Organic agriculture key to feeding the world sustainably

China firm offers record $43 bn for agri-giant Syngenta

Lava flow crisis averted

Climate change boosted 'once-a-century' floods: study

Shallow earthquakes and deeper tremors along southern San Andreas fault

Alaska hit by 6.8-magnitude earthquake: USGS

Tanzania arrests three after British wildlife pilot killed

Ugandan opposition general charged at court martial: lawyer

Deploying AU force without Burundi approval 'unimaginable': AU official

Head of Libya's unity government meets army chief

U.K. regulators give the go ahead to modify human embryos

Humans evolved by sharing technology and culture

How environmental awareness helped the Bushmen to poison their game

New research sharpens understanding of poison-arrow hunting in Africa

Memory Foam Mattress Review
Newsletters :: SpaceDaily :: SpaceWar :: TerraDaily :: Energy Daily
XML Feeds :: Space News :: Earth News :: War News :: Solar Energy News

The content herein, unless otherwise known to be public domain, are Copyright 1995-2017 - Space Media Network. All websites are published in Australia and are solely subject to Australian law and governed by Fair Use principals for news reporting and research purposes. AFP, UPI and IANS news wire stories are copyright Agence France-Presse, United Press International and Indo-Asia News Service. ESA news reports are copyright European Space Agency. All NASA sourced material is public domain. Additional copyrights may apply in whole or part to other bona fide parties. All articles labeled "by Staff Writers" include reports supplied to Space Media Network by industry news wires, PR agencies, corporate press officers and the like. Such articles are individually curated and edited by Space Media Network staff on the basis of the report's information value to our industry and professional readership.

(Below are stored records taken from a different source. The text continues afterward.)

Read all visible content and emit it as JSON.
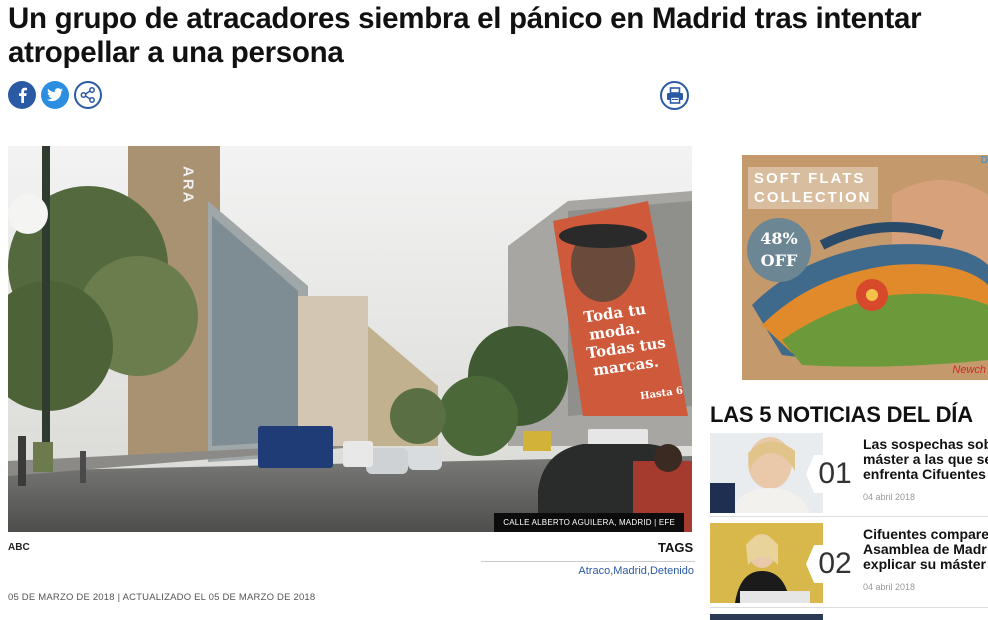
{
  "article": {
    "headline": "Un grupo de atracadores siembra el pánico en Madrid tras intentar atropellar a una persona",
    "photo_caption": "CALLE ALBERTO AGUILERA, MADRID | EFE",
    "source": "ABC",
    "dateline": "05 DE MARZO DE 2018 | ACTUALIZADO EL 05 DE MARZO DE 2018",
    "photo_sign_text": "ARA",
    "billboard_text": [
      "Toda tu",
      "moda.",
      "Todas tus",
      "marcas.",
      "Hasta 6"
    ]
  },
  "share": {
    "icons": [
      "facebook-icon",
      "twitter-icon",
      "share-icon",
      "print-icon"
    ]
  },
  "tags": {
    "title": "TAGS",
    "items": [
      "Atraco",
      "Madrid",
      "Detenido"
    ],
    "separator": ", "
  },
  "ad": {
    "title_line1": "SOFT FLATS",
    "title_line2": "COLLECTION",
    "discount": "48%",
    "discount_label": "OFF",
    "brand": "Newch",
    "choice": "D"
  },
  "top5": {
    "title": "LAS 5 NOTICIAS DEL DÍA",
    "items": [
      {
        "num": "01",
        "title_lines": [
          "Las sospechas sobr",
          "máster a las que se",
          "enfrenta Cifuentes"
        ],
        "date": "04 abril 2018"
      },
      {
        "num": "02",
        "title_lines": [
          "Cifuentes compare",
          "Asamblea de Madr",
          "explicar su máster"
        ],
        "date": "04 abril 2018"
      }
    ]
  },
  "colors": {
    "brand_blue": "#2b5aa4",
    "twitter_blue": "#2b8ee0",
    "tag_link": "#2b5aa4"
  }
}
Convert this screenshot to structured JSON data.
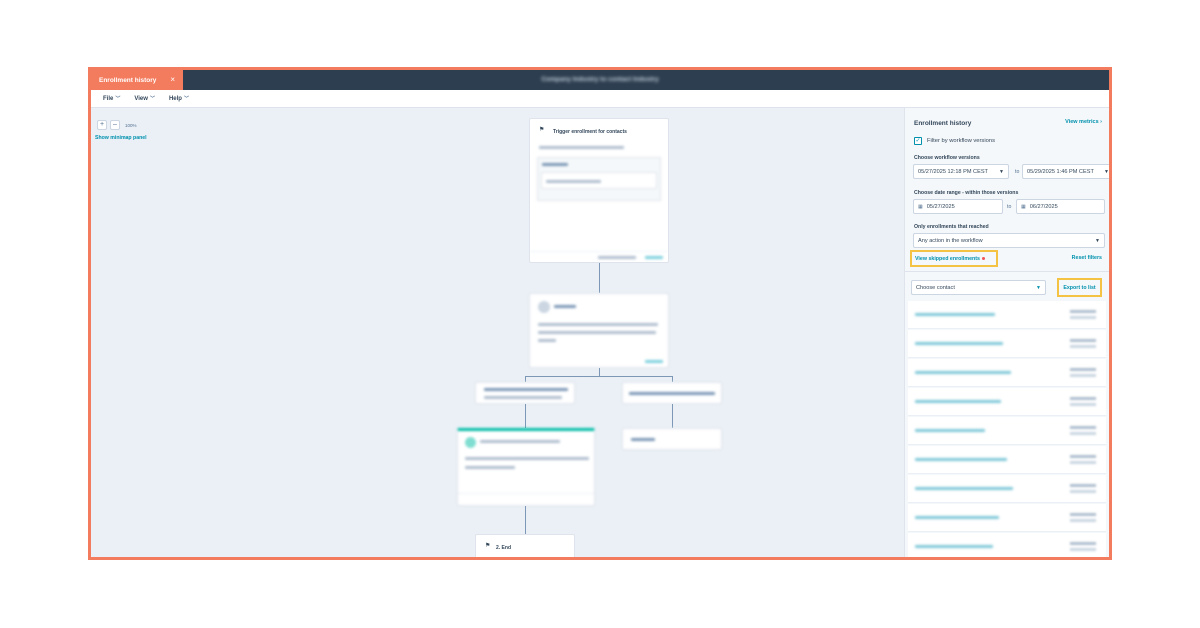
{
  "tab": {
    "label": "Enrollment history",
    "close": "×"
  },
  "workflow_title": "Company Industry to contact Industry",
  "menu": [
    {
      "label": "File"
    },
    {
      "label": "View"
    },
    {
      "label": "Help"
    }
  ],
  "canvas": {
    "zoom_in": "+",
    "zoom_out": "–",
    "zoom_level": "100%",
    "minimap": "Show minimap panel",
    "trigger_title": "Trigger enrollment for contacts",
    "end_label": "2. End"
  },
  "panel": {
    "title": "Enrollment history",
    "view_metrics": "View metrics",
    "filter_versions": "Filter by workflow versions",
    "choose_versions_label": "Choose workflow versions",
    "version_from": "05/27/2025 12:18 PM CEST",
    "version_to": "05/29/2025 1:46 PM CEST",
    "to": "to",
    "date_range_label": "Choose date range - within those versions",
    "date_from": "05/27/2025",
    "date_to": "06/27/2025",
    "reached_label": "Only enrollments that reached",
    "reached_value": "Any action in the workflow",
    "view_skipped": "View skipped enrollments",
    "reset_filters": "Reset filters",
    "choose_contact": "Choose contact",
    "export": "Export to list"
  }
}
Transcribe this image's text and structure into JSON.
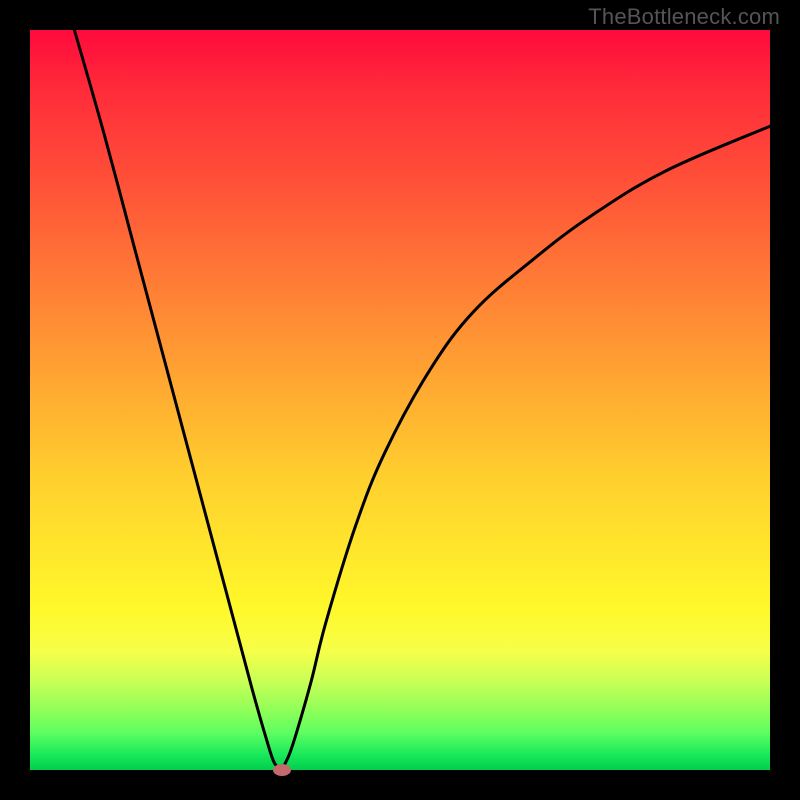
{
  "watermark": "TheBottleneck.com",
  "chart_data": {
    "type": "line",
    "title": "",
    "xlabel": "",
    "ylabel": "",
    "xlim": [
      0,
      100
    ],
    "ylim": [
      0,
      100
    ],
    "series": [
      {
        "name": "left-branch",
        "x": [
          6,
          10,
          14,
          18,
          22,
          26,
          30,
          32,
          33,
          34
        ],
        "values": [
          100,
          86,
          71,
          56,
          41,
          26,
          11,
          4,
          1,
          0
        ]
      },
      {
        "name": "right-branch",
        "x": [
          34,
          35,
          36,
          38,
          40,
          44,
          48,
          54,
          60,
          68,
          76,
          86,
          100
        ],
        "values": [
          0,
          2,
          5,
          12,
          20,
          33,
          43,
          54,
          62,
          69,
          75,
          81,
          87
        ]
      }
    ],
    "marker": {
      "x": 34,
      "y": 0,
      "color": "#c46a6a"
    },
    "background_gradient": {
      "type": "vertical",
      "stops": [
        {
          "pos": 0.0,
          "color": "#ff0a3c"
        },
        {
          "pos": 0.4,
          "color": "#ff8f34"
        },
        {
          "pos": 0.78,
          "color": "#fff82a"
        },
        {
          "pos": 1.0,
          "color": "#01cf4d"
        }
      ]
    }
  },
  "layout": {
    "outer": 800,
    "margin": 30,
    "inner": 740
  }
}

Advertising does not imply endorsement, agreement or approval of any opinions, statements or information provided by Space Media Network on any Web page published or hosted by Space Media Network. Privacy Statement